As you can see in the screenshot, there is no dimension in the Steric hindrance display. I suppose it is in kcal/mol, but I could not find any definition in the documentation of the software. What is the steric hindrance in the methane example ?
as I already suggested in two other topics
there should be more documentation about the methods Marvin is using.
There should be a link "More Information" to a more detailed description.
As for the "steric hindrance" I got the paper and studied it. And I find the sentences:
"Neil Isaacs ( Physical Organic Chemistry 2nd ed.; 1996; p 424) pointed out 'There are three important sources of steric strain. (a) Prelog strain: intramolecular van der Waals repulsive forces resulting from crowding together of large atoms or groups. This can result in permanent deformations. (b) Baeyer strain: bond-angle distortion. (c) Pitzer strain.' The TSEI (Topological Steric Effect Index) does not express any one of the above three kinds of steric strains, and it represents the decrement of probality for an attacking atom (or group) approaching to the reaction center Rrc. That is, the larger the TSEI of the substituent connected with Rrc is, the less the probality of the attacking atom approaching Rrc will be.

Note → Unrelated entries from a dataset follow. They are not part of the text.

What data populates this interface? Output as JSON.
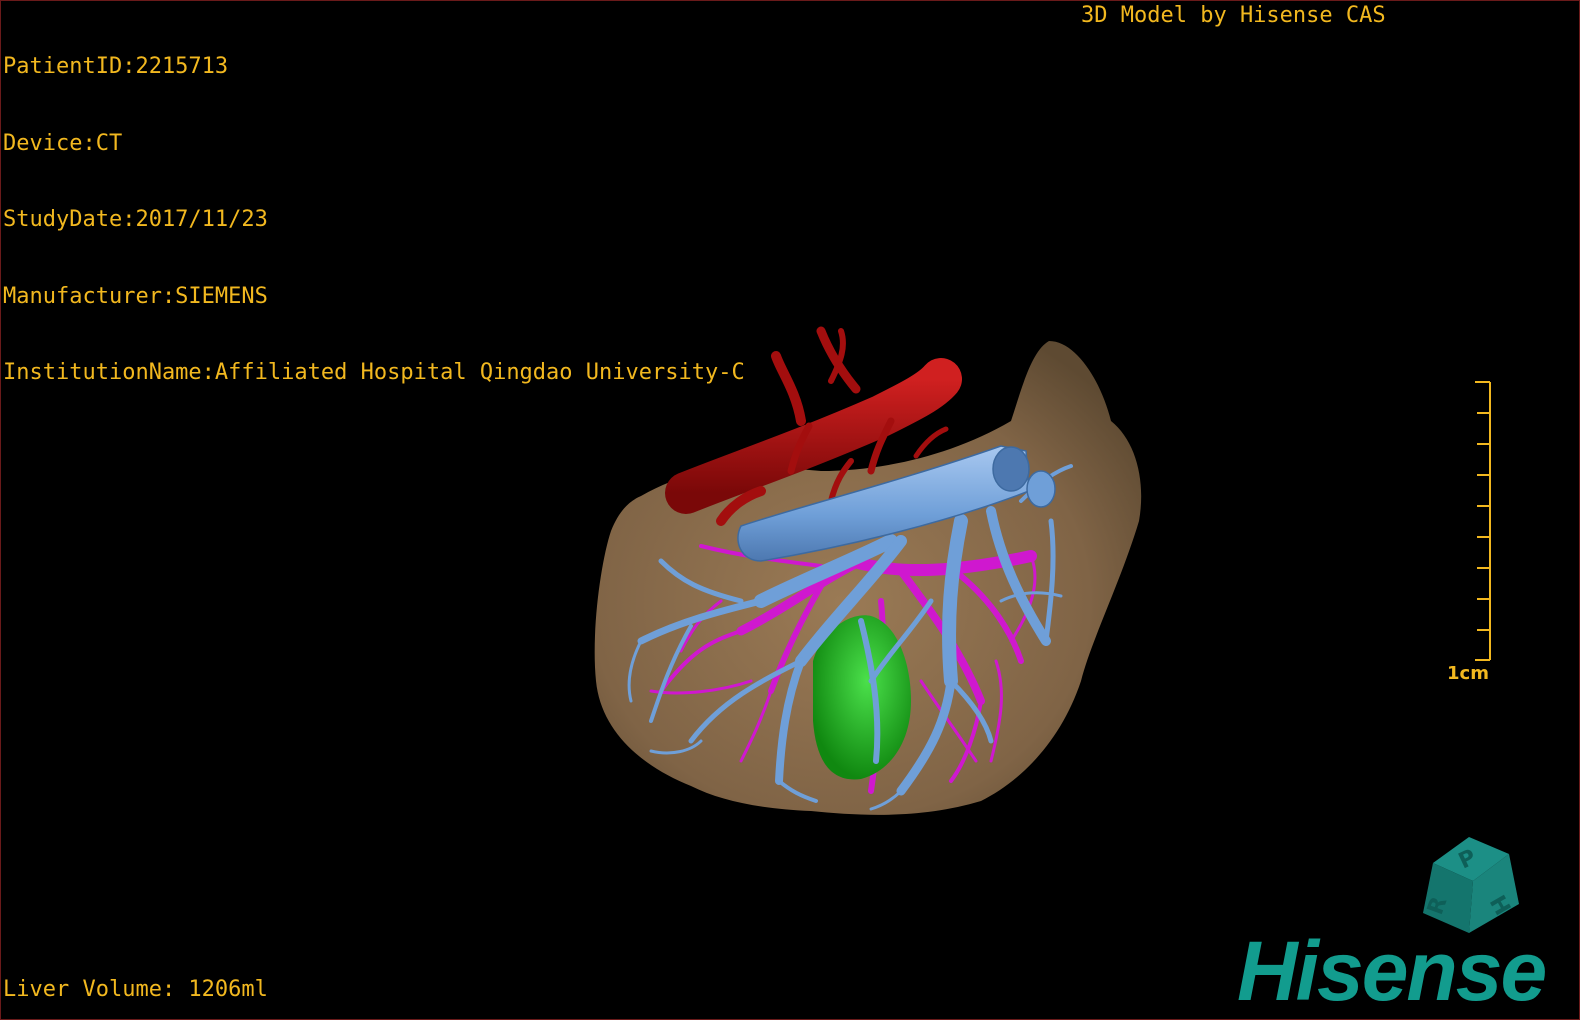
{
  "overlay": {
    "patient_id": "PatientID:2215713",
    "device": "Device:CT",
    "study_date": "StudyDate:2017/11/23",
    "manufacturer": "Manufacturer:SIEMENS",
    "institution": "InstitutionName:Affiliated Hospital Qingdao University-C",
    "model_credit": "3D Model by Hisense CAS",
    "liver_volume": "Liver Volume: 1206ml"
  },
  "scale_bar": {
    "label": "1cm"
  },
  "orientation_cube": {
    "face_letters": [
      "P",
      "H",
      "R"
    ]
  },
  "brand": {
    "logo_text": "Hisense"
  },
  "colors": {
    "overlay_text": "#f2b81f",
    "liver": "#8a6c4a",
    "artery": "#b01010",
    "portal_vein": "#6fa1dc",
    "hepatic_vein": "#d21bd0",
    "gallbladder": "#1fb51f",
    "brand": "#129c8e"
  }
}
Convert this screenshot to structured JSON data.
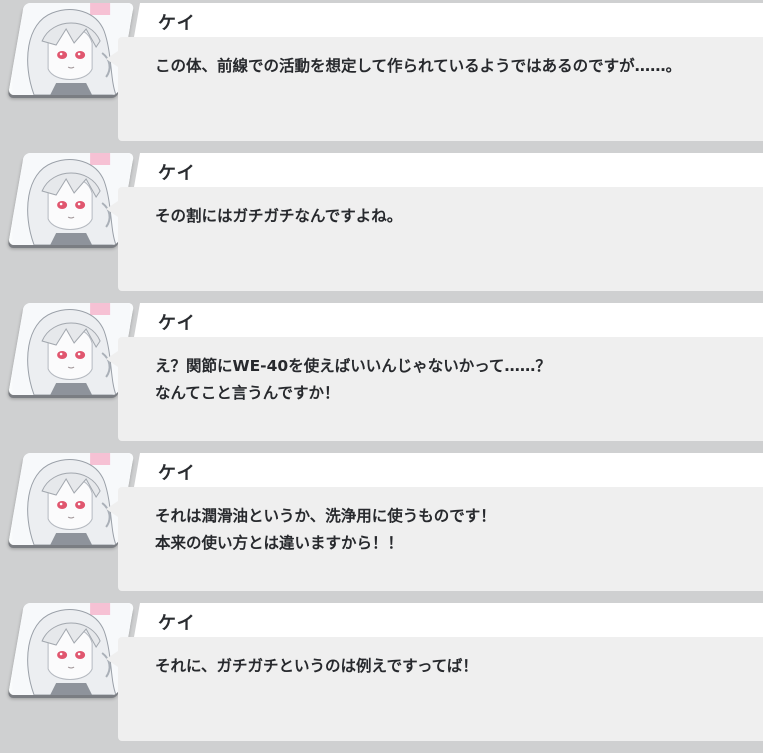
{
  "messages": [
    {
      "speaker": "ケイ",
      "lines": [
        "この体、前線での活動を想定して作られているようではあるのですが……。",
        ""
      ]
    },
    {
      "speaker": "ケイ",
      "lines": [
        "その割にはガチガチなんですよね。",
        ""
      ]
    },
    {
      "speaker": "ケイ",
      "lines": [
        "え？関節にWE-40を使えばいいんじゃないかって……？",
        "なんてこと言うんですか！"
      ]
    },
    {
      "speaker": "ケイ",
      "lines": [
        "それは潤滑油というか、洗浄用に使うものです！",
        "本来の使い方とは違いますから！！"
      ]
    },
    {
      "speaker": "ケイ",
      "lines": [
        "それに、ガチガチというのは例えですってば！",
        ""
      ]
    }
  ],
  "avatar_icon": "character-portrait-icon",
  "colors": {
    "background": "#cfd0d1",
    "bubble": "#efefef",
    "name_bar": "#ffffff",
    "eye": "#e0566f"
  }
}
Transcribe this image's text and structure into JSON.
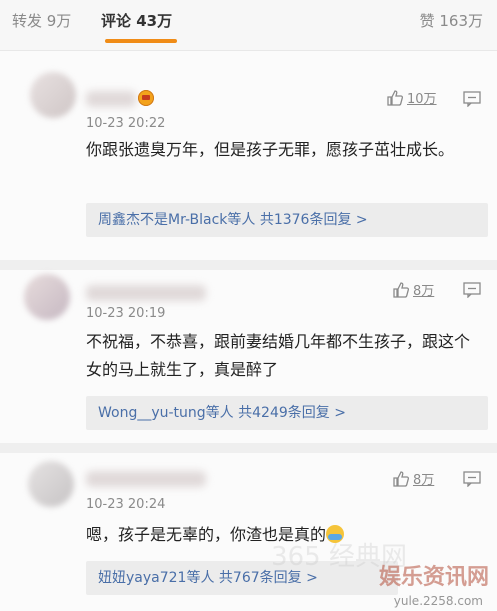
{
  "tabs": {
    "repost": "转发 9万",
    "comments": "评论 43万",
    "likes": "赞 163万"
  },
  "colors": {
    "accent": "#f08c17",
    "link": "#4a6fa8"
  },
  "comments": [
    {
      "time": "10-23 20:22",
      "text": "你跟张遗臭万年，但是孩子无罪，愿孩子茁壮成长。",
      "likes": "10万",
      "reply_who": "周鑫杰不是Mr-Black等人",
      "reply_count": "共1376条回复 >"
    },
    {
      "time": "10-23 20:19",
      "text": "不祝福，不恭喜，跟前妻结婚几年都不生孩子，跟这个女的马上就生了，真是醉了",
      "likes": "8万",
      "reply_who": "Wong__yu-tung等人",
      "reply_count": "共4249条回复 >"
    },
    {
      "time": "10-23 20:24",
      "text": "嗯，孩子是无辜的，你渣也是真的",
      "likes": "8万",
      "reply_who": "妞妞yaya721等人",
      "reply_count": "共767条回复 >"
    }
  ],
  "watermark": {
    "ghost": "365 经典网",
    "brand": "娱乐资讯网",
    "url": "yule.2258.com"
  }
}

The three definitions (abc) are of course basic organic chemistry. And now it is clear that the index
has no dimension. And it is also clear, that in methane (see screenshot above) the indices are not zero.

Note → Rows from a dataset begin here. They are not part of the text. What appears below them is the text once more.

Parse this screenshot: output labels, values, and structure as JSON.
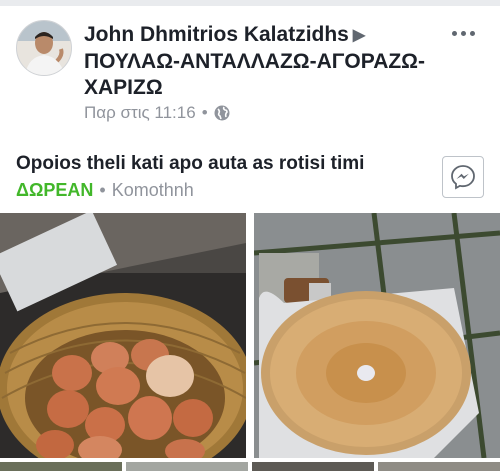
{
  "post": {
    "author": "John Dhmitrios Kalatzidhs",
    "group_name": "ΠΟΥΛΑΩ-ΑΝΤΑΛΛΑΖΩ-ΑΓΟΡΑΖΩ-ΧΑΡΙΖΩ",
    "timestamp": "Παρ στις 11:16",
    "separator": "•",
    "text": "Opoios theli kati apo auta as rotisi timi",
    "price": "ΔΩΡΕΑΝ",
    "location": "Komothnh"
  },
  "icons": {
    "author_arrow": "play-triangle-icon",
    "audience": "globe-icon",
    "menu": "more-dots-icon",
    "messenger": "messenger-icon"
  },
  "colors": {
    "price_green": "#42b72a",
    "meta_gray": "#90949c",
    "text_dark": "#1d2129"
  }
}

But I suggest to name the window not "steric hindrance" but to use the original denomination " TSEI (Topological Steric Effect Index)
And to put the sentences above "Neil Isaacs ... will be" in the documentation. And also to cite the original paper.
Your comments about the missing references and documentation are right, we will add them asap.
Please note, that the TopologyAnalyser plugin provides a Steric Effect Index function according to the article, and its name fits your proposal. The steric hindrance function is similar, the only difference is, that it uses geometrical distances not topological ones. So, it is not a TSEI but rather a GSEI.
As you pointed out well, the steric hindrance is just a relative value and not a precise measurement of the steric strains. Most of the calculation functions were developed for batch calculations, and they are used in filtering or combichem library generation. The current steric hindrance can be used for the rapid comparison of reaction sites to improve regioselectivity of virtual reactions. However, the topological steric effect index has a major advantage, as it does not require 3D coordinates.
The disadvantage of the TSEI is that the hindrance effect of ortho substituents like isopropyl or isobutyl are diminished.
Do you have any proposals, references for new topological steric hindrance like functions to be implemented?